-- Opening Marker --

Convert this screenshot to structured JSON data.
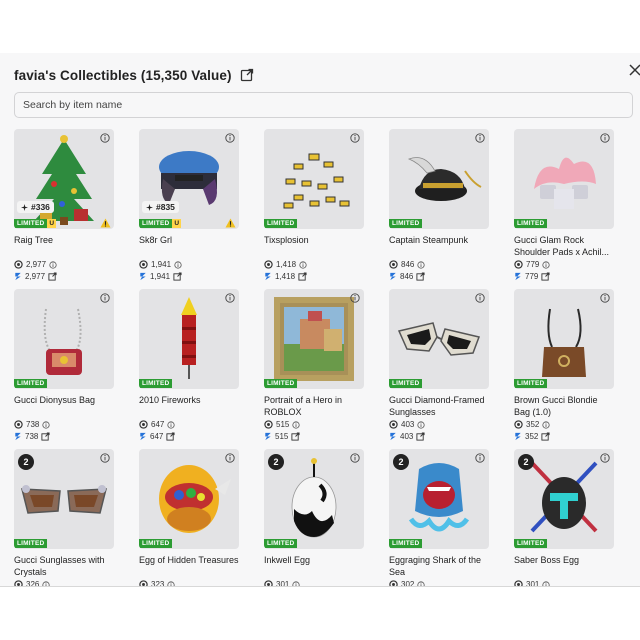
{
  "header": {
    "title": "favia's Collectibles (15,350 Value)"
  },
  "search": {
    "placeholder": "Search by item name"
  },
  "badge": {
    "limited": "LIMITED",
    "unique": "U"
  },
  "items": [
    {
      "name": "Raig Tree",
      "rap": "2,977",
      "value": "2,977",
      "serial": "#336",
      "unique": true,
      "warn": true,
      "art": "tree-icon"
    },
    {
      "name": "Sk8r Grl",
      "rap": "1,941",
      "value": "1,941",
      "serial": "#835",
      "unique": true,
      "warn": true,
      "art": "hair-icon"
    },
    {
      "name": "Tixsplosion",
      "rap": "1,418",
      "value": "1,418",
      "art": "tix-icon"
    },
    {
      "name": "Captain Steampunk",
      "rap": "846",
      "value": "846",
      "art": "hat-icon"
    },
    {
      "name": "Gucci Glam Rock Shoulder Pads x Achil...",
      "rap": "779",
      "value": "779",
      "art": "shoulder-pads-icon"
    },
    {
      "name": "Gucci Dionysus Bag",
      "rap": "738",
      "value": "738",
      "art": "bag-icon"
    },
    {
      "name": "2010 Fireworks",
      "rap": "647",
      "value": "647",
      "art": "firework-icon"
    },
    {
      "name": "Portrait of a Hero in ROBLOX",
      "rap": "515",
      "value": "515",
      "art": "portrait-icon"
    },
    {
      "name": "Gucci Diamond-Framed Sunglasses",
      "rap": "403",
      "value": "403",
      "art": "sunglasses-icon"
    },
    {
      "name": "Brown Gucci Blondie Bag (1.0)",
      "rap": "352",
      "value": "352",
      "art": "brown-bag-icon"
    },
    {
      "name": "Gucci Sunglasses with Crystals",
      "rap": "326",
      "rank": "2",
      "art": "crystal-sunglasses-icon"
    },
    {
      "name": "Egg of Hidden Treasures",
      "rap": "323",
      "art": "egg-treasure-icon"
    },
    {
      "name": "Inkwell Egg",
      "rap": "301",
      "rank": "2",
      "art": "ink-egg-icon"
    },
    {
      "name": "Eggraging Shark of the Sea",
      "rap": "302",
      "rank": "2",
      "art": "shark-icon"
    },
    {
      "name": "Saber Boss Egg",
      "rap": "301",
      "rank": "2",
      "art": "saber-egg-icon"
    }
  ]
}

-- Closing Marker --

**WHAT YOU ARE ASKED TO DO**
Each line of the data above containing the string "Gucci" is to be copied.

**SOLUTION FOR THIS TASK**
      "name": "Gucci Glam Rock Shoulder Pads x Achil...",
      "name": "Gucci Dionysus Bag",
      "name": "Gucci Diamond-Framed Sunglasses",
      "name": "Brown Gucci Blondie Bag (1.0)",
      "name": "Gucci Sunglasses with Crystals",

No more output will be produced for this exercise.